- [Aim of the exercise] In the material below, find every line containing the string "icon" and return it.

··········

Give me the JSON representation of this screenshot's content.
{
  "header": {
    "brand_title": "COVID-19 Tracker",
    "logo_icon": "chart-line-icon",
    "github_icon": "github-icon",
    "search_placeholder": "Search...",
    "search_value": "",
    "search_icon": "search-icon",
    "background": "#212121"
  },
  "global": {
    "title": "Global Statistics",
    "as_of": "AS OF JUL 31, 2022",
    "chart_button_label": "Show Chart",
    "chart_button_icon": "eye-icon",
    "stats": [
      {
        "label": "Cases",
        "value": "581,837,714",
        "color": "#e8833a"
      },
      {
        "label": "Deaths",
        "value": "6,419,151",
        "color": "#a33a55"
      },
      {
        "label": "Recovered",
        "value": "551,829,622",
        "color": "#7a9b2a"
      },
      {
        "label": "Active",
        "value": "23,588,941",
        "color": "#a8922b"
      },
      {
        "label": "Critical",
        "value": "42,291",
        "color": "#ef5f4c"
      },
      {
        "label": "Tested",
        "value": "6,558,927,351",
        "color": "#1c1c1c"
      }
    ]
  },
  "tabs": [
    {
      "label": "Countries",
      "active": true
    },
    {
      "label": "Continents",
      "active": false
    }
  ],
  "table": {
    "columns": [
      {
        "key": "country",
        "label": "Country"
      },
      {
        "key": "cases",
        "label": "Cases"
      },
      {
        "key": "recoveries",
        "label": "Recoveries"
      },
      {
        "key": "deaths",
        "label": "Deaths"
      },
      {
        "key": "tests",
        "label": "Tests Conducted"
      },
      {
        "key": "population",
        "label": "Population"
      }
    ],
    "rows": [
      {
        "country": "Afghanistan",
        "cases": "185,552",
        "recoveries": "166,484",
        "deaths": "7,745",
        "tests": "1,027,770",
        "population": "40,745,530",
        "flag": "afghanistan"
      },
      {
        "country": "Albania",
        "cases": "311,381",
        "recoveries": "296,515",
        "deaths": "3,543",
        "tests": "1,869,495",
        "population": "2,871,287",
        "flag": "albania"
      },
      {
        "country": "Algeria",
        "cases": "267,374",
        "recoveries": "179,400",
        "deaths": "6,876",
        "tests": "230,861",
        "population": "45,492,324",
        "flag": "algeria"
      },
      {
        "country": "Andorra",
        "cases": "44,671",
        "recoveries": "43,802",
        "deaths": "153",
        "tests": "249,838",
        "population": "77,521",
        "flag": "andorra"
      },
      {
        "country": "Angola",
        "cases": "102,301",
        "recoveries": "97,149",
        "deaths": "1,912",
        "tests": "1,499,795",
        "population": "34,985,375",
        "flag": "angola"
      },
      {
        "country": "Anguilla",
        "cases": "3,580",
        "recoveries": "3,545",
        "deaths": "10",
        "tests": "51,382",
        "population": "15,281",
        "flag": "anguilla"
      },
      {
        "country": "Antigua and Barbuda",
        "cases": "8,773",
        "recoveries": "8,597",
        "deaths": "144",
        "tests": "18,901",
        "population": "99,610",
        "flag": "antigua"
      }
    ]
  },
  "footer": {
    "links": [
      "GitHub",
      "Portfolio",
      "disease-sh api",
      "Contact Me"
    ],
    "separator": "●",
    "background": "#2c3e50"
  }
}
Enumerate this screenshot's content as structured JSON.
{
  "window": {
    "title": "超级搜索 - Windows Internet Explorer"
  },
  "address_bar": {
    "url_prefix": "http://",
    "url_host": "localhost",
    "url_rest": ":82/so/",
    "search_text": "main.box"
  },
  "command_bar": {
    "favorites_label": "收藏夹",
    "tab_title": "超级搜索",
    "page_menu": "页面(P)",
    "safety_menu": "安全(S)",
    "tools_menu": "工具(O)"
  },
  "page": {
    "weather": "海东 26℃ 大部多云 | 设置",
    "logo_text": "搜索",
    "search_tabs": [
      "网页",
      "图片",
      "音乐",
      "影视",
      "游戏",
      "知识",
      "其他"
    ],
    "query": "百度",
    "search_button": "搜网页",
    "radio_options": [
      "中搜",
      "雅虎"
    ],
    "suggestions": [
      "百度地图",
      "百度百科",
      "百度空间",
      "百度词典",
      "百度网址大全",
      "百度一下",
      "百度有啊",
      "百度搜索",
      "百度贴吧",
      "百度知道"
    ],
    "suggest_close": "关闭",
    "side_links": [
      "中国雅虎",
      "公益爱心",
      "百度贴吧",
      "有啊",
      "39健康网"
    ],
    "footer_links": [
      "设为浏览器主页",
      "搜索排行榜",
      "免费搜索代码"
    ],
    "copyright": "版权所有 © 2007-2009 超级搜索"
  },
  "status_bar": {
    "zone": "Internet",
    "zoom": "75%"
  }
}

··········

- [Response to this task]
    "logo_icon": "chart-line-icon",
    "github_icon": "github-icon",
    "search_icon": "search-icon",
    "chart_button_icon": "eye-icon",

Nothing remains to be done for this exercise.